Basic Differences Between Historic and Modern Homes
Your house is one of the most important investments you will make in your lifetime. Just like your automobile, your historic home needs regular upkeep and has needs that are unique to its make and model. Fortunately, the exterior materials on your historic house are locally made and long-lasting, and are typically much more durable than modern building materials. Want to know more?
Varying materials, such as wood, masonry, and metals, carefully matched to one another and a particular locale and/or climate
Materials can last for many decades when well maintained
Structural masonry of varying hardness due to placement in a kiln
Flexible mortar with high concentrations of lime
Permeable construction designed to absorb water and then readily release it through evaporation
Energy efficiency and comfort controlled naturally through use of building materials, openings, and building placement
Thick, heavy building materials with low levels of artificial insulation
Synthetic materials that are standardized, pre- assembled, and chosen from national producers without regard for locale and/or climate
Materials have an average lifespan of 10-25 years when well maintained
Veneer masonry of extreme hardness due to firing at much higher temperature
Rigid mortar with high concentrations of cement
Emphasis on waterproofing to prevent water penetration.
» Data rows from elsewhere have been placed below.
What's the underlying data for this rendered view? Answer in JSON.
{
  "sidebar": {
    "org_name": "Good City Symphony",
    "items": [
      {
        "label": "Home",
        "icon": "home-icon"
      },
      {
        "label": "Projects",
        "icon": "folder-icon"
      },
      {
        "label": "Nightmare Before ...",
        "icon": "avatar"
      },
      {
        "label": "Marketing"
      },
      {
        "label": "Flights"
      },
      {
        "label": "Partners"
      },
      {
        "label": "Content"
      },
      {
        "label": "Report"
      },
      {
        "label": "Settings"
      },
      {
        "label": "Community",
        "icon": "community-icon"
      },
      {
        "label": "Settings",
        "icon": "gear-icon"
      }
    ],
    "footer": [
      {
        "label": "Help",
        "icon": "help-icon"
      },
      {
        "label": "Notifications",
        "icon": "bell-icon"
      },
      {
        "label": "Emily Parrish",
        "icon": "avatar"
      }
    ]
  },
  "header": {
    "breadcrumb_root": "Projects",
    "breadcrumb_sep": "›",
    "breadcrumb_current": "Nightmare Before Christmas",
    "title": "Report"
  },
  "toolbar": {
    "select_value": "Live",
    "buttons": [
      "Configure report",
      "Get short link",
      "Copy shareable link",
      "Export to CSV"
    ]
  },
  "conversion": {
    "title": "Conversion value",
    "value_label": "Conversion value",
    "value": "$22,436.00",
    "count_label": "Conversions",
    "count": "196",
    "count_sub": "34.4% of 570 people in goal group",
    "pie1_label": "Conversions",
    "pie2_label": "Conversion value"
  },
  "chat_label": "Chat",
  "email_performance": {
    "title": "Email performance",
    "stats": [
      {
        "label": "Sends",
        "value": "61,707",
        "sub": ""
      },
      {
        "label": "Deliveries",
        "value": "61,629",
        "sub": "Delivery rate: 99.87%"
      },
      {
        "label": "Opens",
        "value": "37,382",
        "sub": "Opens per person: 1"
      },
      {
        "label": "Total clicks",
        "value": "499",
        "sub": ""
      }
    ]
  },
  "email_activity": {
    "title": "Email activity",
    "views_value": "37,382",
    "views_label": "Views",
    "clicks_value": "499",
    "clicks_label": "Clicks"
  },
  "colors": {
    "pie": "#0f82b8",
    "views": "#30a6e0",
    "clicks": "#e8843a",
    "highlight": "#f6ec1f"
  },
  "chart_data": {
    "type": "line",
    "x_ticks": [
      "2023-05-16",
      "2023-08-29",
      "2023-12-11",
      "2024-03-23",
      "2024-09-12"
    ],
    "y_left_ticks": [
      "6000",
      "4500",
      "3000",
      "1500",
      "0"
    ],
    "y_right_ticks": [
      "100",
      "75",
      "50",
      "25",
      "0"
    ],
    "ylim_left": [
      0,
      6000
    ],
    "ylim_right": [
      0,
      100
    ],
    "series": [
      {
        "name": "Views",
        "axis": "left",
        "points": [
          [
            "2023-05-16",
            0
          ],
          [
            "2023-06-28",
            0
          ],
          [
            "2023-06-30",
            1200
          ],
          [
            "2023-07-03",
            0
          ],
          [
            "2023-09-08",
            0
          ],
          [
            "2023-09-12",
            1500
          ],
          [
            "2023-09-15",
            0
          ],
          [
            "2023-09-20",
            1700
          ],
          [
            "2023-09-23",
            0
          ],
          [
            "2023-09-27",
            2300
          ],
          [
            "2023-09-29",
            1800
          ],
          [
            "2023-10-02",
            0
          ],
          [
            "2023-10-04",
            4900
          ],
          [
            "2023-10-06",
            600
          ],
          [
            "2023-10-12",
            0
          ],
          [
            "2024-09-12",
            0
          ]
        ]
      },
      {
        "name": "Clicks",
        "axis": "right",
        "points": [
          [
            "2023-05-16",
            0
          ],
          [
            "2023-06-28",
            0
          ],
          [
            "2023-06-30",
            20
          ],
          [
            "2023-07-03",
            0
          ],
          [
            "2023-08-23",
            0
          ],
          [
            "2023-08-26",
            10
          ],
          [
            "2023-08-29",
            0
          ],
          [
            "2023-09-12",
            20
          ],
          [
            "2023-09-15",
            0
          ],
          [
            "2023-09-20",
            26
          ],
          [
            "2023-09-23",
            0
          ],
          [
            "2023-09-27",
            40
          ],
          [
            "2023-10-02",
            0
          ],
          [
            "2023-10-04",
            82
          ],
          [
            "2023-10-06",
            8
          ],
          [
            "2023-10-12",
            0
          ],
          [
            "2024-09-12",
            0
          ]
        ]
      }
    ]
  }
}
Once trapped, water cannot evaporate
Energy efficiency and comfort controlled by automated temperature control systems and insulation
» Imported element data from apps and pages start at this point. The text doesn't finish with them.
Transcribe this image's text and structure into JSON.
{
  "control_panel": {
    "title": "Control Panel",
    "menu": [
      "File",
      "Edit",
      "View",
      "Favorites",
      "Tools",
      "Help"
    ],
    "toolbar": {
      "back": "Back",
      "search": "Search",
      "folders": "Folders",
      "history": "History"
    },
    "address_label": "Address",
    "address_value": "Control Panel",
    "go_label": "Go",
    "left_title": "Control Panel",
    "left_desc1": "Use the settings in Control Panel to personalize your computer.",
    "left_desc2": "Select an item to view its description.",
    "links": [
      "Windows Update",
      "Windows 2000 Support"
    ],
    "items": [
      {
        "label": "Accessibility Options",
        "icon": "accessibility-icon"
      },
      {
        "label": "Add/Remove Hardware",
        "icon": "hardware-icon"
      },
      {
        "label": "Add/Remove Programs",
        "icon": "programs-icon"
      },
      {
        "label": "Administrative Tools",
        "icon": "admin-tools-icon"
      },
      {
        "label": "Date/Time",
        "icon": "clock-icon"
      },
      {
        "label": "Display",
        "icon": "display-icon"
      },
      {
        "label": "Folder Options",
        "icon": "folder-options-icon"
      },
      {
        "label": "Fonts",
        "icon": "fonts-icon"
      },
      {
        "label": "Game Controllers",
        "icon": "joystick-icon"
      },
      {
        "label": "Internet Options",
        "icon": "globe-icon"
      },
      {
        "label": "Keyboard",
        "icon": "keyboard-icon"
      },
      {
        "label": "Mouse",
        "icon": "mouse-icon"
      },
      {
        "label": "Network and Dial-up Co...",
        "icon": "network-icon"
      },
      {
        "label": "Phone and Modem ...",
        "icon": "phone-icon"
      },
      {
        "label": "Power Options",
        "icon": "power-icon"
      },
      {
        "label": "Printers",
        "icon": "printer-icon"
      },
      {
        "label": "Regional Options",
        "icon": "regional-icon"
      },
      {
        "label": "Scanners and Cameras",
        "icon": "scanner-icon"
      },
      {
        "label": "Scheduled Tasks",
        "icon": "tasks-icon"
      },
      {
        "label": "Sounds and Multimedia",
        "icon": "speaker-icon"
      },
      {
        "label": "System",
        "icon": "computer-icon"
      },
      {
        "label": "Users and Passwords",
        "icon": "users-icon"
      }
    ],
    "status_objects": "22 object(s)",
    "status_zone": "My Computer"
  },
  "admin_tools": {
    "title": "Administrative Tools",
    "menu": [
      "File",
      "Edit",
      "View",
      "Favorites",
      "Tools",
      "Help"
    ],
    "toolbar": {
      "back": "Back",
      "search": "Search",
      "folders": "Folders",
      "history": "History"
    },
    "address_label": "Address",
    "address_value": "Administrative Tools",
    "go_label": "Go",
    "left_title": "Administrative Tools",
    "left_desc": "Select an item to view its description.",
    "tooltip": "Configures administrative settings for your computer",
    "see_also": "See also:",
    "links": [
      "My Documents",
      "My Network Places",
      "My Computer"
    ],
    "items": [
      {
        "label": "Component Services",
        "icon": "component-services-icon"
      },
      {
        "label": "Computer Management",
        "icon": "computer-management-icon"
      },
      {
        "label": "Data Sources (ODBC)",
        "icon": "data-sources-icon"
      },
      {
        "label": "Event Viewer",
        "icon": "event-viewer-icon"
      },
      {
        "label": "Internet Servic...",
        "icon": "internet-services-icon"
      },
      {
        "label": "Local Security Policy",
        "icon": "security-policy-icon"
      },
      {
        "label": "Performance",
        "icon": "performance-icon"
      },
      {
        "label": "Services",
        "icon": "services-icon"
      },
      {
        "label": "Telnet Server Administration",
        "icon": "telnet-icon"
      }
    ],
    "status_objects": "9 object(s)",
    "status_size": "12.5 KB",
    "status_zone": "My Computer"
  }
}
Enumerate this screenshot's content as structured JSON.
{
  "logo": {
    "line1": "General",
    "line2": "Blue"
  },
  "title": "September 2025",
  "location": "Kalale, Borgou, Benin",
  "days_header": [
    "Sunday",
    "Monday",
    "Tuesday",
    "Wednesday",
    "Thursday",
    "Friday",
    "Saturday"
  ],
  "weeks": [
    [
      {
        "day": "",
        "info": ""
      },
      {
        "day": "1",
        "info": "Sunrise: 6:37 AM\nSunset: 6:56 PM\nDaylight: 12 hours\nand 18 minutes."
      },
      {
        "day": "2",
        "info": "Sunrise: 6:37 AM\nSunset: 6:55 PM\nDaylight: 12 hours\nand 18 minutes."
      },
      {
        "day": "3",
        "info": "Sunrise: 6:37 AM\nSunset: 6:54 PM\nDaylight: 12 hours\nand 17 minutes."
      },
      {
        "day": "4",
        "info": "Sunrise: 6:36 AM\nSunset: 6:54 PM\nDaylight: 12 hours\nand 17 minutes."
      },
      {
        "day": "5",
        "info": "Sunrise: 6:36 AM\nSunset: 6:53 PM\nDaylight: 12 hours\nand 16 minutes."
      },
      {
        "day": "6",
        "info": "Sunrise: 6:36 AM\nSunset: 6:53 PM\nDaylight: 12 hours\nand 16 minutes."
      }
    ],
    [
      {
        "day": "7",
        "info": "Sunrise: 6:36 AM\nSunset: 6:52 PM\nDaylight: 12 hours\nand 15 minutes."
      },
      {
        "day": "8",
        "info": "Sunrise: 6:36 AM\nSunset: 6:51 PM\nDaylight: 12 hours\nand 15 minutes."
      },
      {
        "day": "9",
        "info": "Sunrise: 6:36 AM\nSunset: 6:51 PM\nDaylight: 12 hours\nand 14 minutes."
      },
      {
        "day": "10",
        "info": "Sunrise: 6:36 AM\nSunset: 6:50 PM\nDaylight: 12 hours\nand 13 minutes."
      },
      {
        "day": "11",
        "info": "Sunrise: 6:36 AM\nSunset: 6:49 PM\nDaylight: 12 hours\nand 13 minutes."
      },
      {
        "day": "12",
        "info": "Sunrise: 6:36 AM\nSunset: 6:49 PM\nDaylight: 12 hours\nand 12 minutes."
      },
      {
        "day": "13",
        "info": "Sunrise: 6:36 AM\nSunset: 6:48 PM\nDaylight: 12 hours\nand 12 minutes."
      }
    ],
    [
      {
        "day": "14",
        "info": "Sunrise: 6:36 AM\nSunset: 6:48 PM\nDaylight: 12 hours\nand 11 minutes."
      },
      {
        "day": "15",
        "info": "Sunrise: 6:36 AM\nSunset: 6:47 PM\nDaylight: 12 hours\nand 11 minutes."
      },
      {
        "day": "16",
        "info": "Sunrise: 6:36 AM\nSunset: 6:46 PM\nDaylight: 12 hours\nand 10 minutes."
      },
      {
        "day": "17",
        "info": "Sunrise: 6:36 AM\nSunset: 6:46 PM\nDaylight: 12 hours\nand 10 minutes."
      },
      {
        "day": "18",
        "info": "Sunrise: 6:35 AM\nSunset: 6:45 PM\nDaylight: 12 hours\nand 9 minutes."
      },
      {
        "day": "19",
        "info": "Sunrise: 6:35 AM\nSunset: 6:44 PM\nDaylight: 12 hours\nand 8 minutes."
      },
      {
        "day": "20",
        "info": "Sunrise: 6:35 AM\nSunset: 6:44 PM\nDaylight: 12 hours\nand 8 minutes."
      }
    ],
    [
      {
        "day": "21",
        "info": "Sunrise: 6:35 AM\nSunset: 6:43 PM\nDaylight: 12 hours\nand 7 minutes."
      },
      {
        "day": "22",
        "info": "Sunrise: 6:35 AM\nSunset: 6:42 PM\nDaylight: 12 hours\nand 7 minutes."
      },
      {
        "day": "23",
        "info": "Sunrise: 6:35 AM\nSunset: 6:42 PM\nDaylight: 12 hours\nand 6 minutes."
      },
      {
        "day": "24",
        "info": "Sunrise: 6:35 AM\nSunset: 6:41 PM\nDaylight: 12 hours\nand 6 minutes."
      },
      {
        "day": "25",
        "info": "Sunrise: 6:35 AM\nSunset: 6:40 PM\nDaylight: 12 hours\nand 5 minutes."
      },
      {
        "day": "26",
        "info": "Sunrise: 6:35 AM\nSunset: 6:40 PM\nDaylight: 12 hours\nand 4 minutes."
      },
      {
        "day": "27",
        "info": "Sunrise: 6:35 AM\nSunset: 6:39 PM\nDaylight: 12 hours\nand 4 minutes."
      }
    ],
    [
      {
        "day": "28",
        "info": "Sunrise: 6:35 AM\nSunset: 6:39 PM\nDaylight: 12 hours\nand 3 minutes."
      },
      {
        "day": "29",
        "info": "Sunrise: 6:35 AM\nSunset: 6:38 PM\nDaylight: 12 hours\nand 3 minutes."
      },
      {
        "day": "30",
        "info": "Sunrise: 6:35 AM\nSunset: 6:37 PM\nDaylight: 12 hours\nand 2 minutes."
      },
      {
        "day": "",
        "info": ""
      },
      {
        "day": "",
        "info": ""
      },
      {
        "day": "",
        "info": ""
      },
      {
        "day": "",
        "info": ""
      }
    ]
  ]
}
Thin, lightweight building materials with high levels of artificial insulation
For more information on important historic building materials to maintain and preserve go here.
If you purchase a historic home where repairs have been delayed, you may notice serious conditions such as a cracked building wall or a shifted foundation, which require quick corrective action.
For serious problems hire professionals, such as a structural engineer with experience working on historic buildings, to help you develop an appropriate course of action. Historic Denver, Inc. maintains a list of historic preservation architects, engineers, and contractors.
If possible, perform annual inspections to make sure that everything is in working order. An examination of roof, chimney, cutters/downspouts, exterior walls and porches, windows, foundations, doors, attic and basement will identify problem areas, and needed repairs.
An owner can then take small actions – such as painting a wood sash window or emptying gutters – to avert a more serious problem later.
For more resources on maintenance including inspection guides and checklists, go here.
This web content was added in 2019, and is accurate to the best of our abilities. Contact Denver Landmark Preservation for the most up-to-date and accurate information on the city's design review and permit requirements.